_REQUIRED WORK:_
Every entry below should be written out again exactly.

_EXTRACTED RECORDS:_
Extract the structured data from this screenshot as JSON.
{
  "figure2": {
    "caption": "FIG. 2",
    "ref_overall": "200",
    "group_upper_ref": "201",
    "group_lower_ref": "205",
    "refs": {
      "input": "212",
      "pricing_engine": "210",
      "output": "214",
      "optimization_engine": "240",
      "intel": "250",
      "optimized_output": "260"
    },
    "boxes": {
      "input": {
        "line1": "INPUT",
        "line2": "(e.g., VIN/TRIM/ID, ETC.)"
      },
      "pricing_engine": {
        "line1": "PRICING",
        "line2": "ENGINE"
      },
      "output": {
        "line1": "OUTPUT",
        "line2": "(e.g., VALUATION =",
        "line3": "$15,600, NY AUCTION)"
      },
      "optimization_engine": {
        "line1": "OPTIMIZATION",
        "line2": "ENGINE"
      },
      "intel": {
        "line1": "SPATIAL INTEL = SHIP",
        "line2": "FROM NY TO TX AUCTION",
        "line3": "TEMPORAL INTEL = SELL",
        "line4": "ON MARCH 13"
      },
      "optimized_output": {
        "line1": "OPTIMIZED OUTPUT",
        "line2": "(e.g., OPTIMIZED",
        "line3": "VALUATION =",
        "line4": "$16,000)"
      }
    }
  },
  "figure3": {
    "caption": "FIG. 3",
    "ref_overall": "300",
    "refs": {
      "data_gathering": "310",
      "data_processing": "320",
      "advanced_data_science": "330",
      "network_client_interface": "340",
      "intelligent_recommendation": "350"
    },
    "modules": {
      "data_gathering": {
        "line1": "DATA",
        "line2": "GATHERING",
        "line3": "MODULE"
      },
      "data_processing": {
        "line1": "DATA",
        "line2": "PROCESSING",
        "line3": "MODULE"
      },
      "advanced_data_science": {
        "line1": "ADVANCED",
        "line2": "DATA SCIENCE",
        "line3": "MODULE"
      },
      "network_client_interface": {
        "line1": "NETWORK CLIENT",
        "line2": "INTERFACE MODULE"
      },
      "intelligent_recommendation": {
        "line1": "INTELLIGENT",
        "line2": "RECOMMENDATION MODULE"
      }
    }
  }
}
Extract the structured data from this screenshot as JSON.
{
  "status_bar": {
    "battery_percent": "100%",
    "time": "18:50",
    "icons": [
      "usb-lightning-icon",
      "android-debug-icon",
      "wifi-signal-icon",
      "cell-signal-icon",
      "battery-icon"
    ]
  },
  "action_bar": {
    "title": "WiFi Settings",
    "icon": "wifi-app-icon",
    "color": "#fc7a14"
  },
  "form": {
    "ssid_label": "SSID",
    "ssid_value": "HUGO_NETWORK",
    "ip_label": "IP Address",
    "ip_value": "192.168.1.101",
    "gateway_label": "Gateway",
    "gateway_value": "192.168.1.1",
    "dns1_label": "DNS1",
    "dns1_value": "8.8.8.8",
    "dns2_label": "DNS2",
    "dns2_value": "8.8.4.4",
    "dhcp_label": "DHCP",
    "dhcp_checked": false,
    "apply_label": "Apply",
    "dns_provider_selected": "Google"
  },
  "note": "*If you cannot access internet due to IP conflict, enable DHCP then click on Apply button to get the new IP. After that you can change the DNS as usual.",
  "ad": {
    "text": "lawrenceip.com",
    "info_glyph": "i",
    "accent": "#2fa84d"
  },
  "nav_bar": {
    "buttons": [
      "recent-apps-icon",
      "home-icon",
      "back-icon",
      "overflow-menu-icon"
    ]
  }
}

_TASK OUTPUT:_
Extract the structured data from this screenshot as JSON.
{
  "figure2": {
    "caption": "FIG. 2",
    "ref_overall": "200",
    "group_upper_ref": "201",
    "group_lower_ref": "205",
    "refs": {
      "input": "212",
      "pricing_engine": "210",
      "output": "214",
      "optimization_engine": "240",
      "intel": "250",
      "optimized_output": "260"
    },
    "boxes": {
      "input": {
        "line1": "INPUT",
        "line2": "(e.g., VIN/TRIM/ID, ETC.)"
      },
      "pricing_engine": {
        "line1": "PRICING",
        "line2": "ENGINE"
      },
      "output": {
        "line1": "OUTPUT",
        "line2": "(e.g., VALUATION =",
        "line3": "$15,600, NY AUCTION)"
      },
      "optimization_engine": {
        "line1": "OPTIMIZATION",
        "line2": "ENGINE"
      },
      "intel": {
        "line1": "SPATIAL INTEL = SHIP",
        "line2": "FROM NY TO TX AUCTION",
        "line3": "TEMPORAL INTEL = SELL",
        "line4": "ON MARCH 13"
      },
      "optimized_output": {
        "line1": "OPTIMIZED OUTPUT",
        "line2": "(e.g., OPTIMIZED",
        "line3": "VALUATION =",
        "line4": "$16,000)"
      }
    }
  },
  "figure3": {
    "caption": "FIG. 3",
    "ref_overall": "300",
    "refs": {
      "data_gathering": "310",
      "data_processing": "320",
      "advanced_data_science": "330",
      "network_client_interface": "340",
      "intelligent_recommendation": "350"
    },
    "modules": {
      "data_gathering": {
        "line1": "DATA",
        "line2": "GATHERING",
        "line3": "MODULE"
      },
      "data_processing": {
        "line1": "DATA",
        "line2": "PROCESSING",
        "line3": "MODULE"
      },
      "advanced_data_science": {
        "line1": "ADVANCED",
        "line2": "DATA SCIENCE",
        "line3": "MODULE"
      },
      "network_client_interface": {
        "line1": "NETWORK CLIENT",
        "line2": "INTERFACE MODULE"
      },
      "intelligent_recommendation": {
        "line1": "INTELLIGENT",
        "line2": "RECOMMENDATION MODULE"
      }
    }
  }
}
Extract the structured data from this screenshot as JSON.
{
  "status_bar": {
    "battery_percent": "100%",
    "time": "18:50",
    "icons": [
      "usb-lightning-icon",
      "android-debug-icon",
      "wifi-signal-icon",
      "cell-signal-icon",
      "battery-icon"
    ]
  },
  "action_bar": {
    "title": "WiFi Settings",
    "icon": "wifi-app-icon",
    "color": "#fc7a14"
  },
  "form": {
    "ssid_label": "SSID",
    "ssid_value": "HUGO_NETWORK",
    "ip_label": "IP Address",
    "ip_value": "192.168.1.101",
    "gateway_label": "Gateway",
    "gateway_value": "192.168.1.1",
    "dns1_label": "DNS1",
    "dns1_value": "8.8.8.8",
    "dns2_label": "DNS2",
    "dns2_value": "8.8.4.4",
    "dhcp_label": "DHCP",
    "dhcp_checked": false,
    "apply_label": "Apply",
    "dns_provider_selected": "Google"
  },
  "note": "*If you cannot access internet due to IP conflict, enable DHCP then click on Apply button to get the new IP. After that you can change the DNS as usual.",
  "ad": {
    "text": "lawrenceip.com",
    "info_glyph": "i",
    "accent": "#2fa84d"
  },
  "nav_bar": {
    "buttons": [
      "recent-apps-icon",
      "home-icon",
      "back-icon",
      "overflow-menu-icon"
    ]
  }
}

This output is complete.